Sunday, November 27

Pitcher Mike Clevinger, still trying to find his old self after Tommy John surgery, has signed with the White Sox per an ESPN report. The 31-year-old right-hander, who was 38-18 with a 2.96 ERA for Cleveland from 2017-19, was traded to San Diego midway through the pandemic-shortened 2020 season, underwent Tommy John surgery and missed all of the 2021 campaign; this past season with the Padres, he was 7-7 with a 4.33 ERA.

Monday, November 28

Jose Abreu’s tenure with the White Sox has officially come to an end as the free-agent first baseman signs a three-year deal for $58.5 million with the world champion Astros. The Cuban-born slugger, who turns 36 next January, leaves quite a mark in Chicago; only Frank Thomas and Paul Konerko have hit more home runs in White Sox history, also ranking fifth in RBIs, sixth in doubles and 10th in both hits and runs scored. On our list of the White Sox’ 10 greatest hitters, Abreu currently checks in at #5. Abreu batted .304 this past year with Chicago and racked up 40 doubles, but set career lows for a full season with 15 homers and 75 RBIs. He is expected to take over the first-base job at Houston last held by Yuli Gurriel, currently a free agent himself; the Astros hope to re-sign the 38-year old as a utility player, though it remains to be seen if Gurriel would want such a role.

On December 5, the Hall of Fame will once again consider whether confirmed or accused steroid abusers Barry Bonds, Roger Clemens and Rafael Palmeiro will be admitted in, this time via the “Contemporary Era” panel that’s a current subset of the old Veterans Committee. And who will be on that committee to decide these players’ fates—along with those of Albert Belle, Don Mattingly, Fred McGriff, Dale Murphy and Curt Schilling? We got the list for you. It includes seven current Hall of Famers: Chipper Jones, Greg Maddux, Jack Morris, Ryne Sandberg, Lee Smith, Frank Thomas and Alan Trammell. Six additional members are former or current executives: Paul Beeston, Theo Epstein, Arte Moreno, Kim Ng, Dave St. Peter and Ken Williams. Finally, there are three media members: Susan Slusser, La Velle E. Neal III, and Steve Hirdt. Any candidate getting 12 nods from these 16 members is in the door at Cooperstown; anyone who doesn’t will have to wait another three years, when the Contemporary Committee will next vote.
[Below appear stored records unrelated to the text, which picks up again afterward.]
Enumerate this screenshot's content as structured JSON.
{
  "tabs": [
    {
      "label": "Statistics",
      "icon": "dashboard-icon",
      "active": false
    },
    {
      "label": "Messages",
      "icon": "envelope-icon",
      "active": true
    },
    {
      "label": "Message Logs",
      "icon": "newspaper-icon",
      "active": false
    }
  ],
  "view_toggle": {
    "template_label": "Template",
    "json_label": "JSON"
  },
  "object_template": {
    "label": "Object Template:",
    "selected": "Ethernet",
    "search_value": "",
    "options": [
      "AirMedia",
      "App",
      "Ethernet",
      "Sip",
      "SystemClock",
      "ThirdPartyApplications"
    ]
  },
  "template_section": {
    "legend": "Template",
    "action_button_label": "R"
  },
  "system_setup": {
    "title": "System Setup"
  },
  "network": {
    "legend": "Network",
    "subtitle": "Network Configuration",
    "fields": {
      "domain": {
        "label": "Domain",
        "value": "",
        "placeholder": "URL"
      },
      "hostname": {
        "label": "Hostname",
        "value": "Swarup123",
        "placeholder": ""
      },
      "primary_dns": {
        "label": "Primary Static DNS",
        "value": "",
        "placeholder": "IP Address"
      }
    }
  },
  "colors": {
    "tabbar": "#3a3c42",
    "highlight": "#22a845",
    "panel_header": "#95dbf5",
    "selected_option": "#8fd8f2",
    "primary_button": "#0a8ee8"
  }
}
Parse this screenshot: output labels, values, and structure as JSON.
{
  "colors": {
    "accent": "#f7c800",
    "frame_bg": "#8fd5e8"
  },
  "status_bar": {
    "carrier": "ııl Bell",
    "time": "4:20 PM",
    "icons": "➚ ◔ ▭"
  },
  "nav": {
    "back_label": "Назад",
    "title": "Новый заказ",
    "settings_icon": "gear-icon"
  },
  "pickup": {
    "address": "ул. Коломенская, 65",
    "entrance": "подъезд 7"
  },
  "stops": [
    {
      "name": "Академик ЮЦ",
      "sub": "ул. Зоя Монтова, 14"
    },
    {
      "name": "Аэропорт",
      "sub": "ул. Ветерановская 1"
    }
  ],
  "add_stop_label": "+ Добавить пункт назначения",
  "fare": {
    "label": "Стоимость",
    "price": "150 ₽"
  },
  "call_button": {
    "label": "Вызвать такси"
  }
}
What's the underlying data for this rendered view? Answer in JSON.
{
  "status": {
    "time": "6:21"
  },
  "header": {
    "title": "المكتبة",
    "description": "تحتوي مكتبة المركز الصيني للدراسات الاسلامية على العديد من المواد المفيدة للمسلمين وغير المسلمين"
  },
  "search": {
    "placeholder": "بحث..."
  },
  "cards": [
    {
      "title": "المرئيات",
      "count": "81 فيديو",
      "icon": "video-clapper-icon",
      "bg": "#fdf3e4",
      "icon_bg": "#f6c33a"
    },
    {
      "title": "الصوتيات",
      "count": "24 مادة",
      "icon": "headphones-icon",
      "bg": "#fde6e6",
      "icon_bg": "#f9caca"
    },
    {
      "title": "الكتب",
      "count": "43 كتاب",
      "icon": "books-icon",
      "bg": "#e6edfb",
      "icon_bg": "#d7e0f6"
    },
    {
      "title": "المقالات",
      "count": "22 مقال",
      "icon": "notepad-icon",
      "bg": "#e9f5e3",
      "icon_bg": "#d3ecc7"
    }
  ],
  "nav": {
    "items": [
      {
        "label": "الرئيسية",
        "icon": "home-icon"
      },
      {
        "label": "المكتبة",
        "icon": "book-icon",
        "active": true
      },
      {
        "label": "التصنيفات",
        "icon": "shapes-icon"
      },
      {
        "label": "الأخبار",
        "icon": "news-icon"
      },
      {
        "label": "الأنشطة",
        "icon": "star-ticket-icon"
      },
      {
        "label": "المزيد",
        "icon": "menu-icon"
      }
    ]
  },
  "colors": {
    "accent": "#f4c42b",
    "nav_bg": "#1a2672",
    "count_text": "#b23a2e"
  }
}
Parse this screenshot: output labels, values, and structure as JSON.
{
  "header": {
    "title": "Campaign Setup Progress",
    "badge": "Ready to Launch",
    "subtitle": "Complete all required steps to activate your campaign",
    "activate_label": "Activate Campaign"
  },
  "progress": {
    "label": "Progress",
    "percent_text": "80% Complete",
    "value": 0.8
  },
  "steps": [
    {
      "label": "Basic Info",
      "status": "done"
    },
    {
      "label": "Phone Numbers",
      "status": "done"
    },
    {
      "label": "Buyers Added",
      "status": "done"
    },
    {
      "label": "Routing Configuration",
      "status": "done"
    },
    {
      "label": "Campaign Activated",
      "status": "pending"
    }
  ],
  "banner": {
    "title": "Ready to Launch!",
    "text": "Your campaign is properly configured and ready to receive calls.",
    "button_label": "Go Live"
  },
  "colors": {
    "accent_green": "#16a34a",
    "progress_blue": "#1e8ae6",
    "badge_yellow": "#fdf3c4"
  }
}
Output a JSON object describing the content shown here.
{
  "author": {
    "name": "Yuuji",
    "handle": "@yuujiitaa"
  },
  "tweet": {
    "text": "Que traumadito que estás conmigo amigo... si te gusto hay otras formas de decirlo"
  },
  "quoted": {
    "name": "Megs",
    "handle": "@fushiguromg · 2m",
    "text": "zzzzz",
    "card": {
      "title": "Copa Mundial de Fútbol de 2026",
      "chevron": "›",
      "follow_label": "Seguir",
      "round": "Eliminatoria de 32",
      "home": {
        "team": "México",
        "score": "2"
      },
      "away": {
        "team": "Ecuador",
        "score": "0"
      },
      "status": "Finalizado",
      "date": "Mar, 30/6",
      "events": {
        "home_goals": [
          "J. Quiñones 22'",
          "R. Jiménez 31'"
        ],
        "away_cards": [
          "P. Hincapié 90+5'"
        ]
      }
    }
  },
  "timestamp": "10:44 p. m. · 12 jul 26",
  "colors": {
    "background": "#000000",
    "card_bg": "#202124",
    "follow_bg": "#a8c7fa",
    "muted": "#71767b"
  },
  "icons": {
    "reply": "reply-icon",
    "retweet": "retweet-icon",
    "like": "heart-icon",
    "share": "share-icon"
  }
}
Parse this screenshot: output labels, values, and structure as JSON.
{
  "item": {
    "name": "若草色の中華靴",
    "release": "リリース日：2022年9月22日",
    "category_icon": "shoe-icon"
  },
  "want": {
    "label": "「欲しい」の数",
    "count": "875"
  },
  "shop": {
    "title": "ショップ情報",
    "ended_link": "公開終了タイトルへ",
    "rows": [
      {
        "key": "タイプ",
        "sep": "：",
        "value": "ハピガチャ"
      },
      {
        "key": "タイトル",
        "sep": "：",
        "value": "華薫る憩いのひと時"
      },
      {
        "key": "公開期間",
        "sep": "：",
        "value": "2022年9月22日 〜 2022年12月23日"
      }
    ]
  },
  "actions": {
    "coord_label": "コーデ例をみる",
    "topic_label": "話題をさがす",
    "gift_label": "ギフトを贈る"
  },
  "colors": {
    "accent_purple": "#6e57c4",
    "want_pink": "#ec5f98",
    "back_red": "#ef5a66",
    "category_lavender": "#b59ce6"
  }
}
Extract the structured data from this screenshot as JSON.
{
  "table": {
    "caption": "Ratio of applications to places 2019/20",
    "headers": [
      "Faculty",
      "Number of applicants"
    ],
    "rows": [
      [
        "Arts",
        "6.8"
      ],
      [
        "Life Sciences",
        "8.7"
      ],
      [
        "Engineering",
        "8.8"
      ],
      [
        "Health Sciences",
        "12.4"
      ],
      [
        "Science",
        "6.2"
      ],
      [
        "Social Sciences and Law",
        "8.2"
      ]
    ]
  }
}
Tuesday, November 29

The players’ union has gone through some rough patches over the last 10 years, but they seem to be okay with its executive director, former Detroit slugger Tony Clark—giving him an extension to continue his role through 2027. While it’s been said that the union has lost some of its edge under Clark’s reign, he did score a big victory for professional players overall by giving union backing to minor league players this past year. Clark’s extension will also likely mean that he’ll be leading the negotiation process when the current Basic Agreement expires following the 2026 season.

Third baseman Jeimer Candelario, released by the Tigers a few weeks earlier, has signed to play with the Washington Nationals. The 29-year-old New York City native has had an up-and-down career—finishing the 2022 season on the downside with a .217 average, 13 home runs and 50 RBIs.

An annual filing by Walt Disney Co. reveals that MLB sold its remaining 15% stake in BAMTech—originally begun in 2000 as MLB Advanced Media—for $900 million. Along with the other shares it previously sold, MLB collected $6 billion on BAMTech, or $200 million per team.

Wednesday, November 30

After 12 years an MLB manager, Don Mattingly is content to take on a coaching role. The Blue Jays sign the former first baseman and pilot to join the Toronto staff for 2023, after leaving the Marlins this past season. He’s 889-950 as a manager, making the postseason four times—three with the Dodgers (2013-15).

The Comebacker’s Greatest Hits  Take a look back at the daily doings of baseball with the TGG Comebacker archive.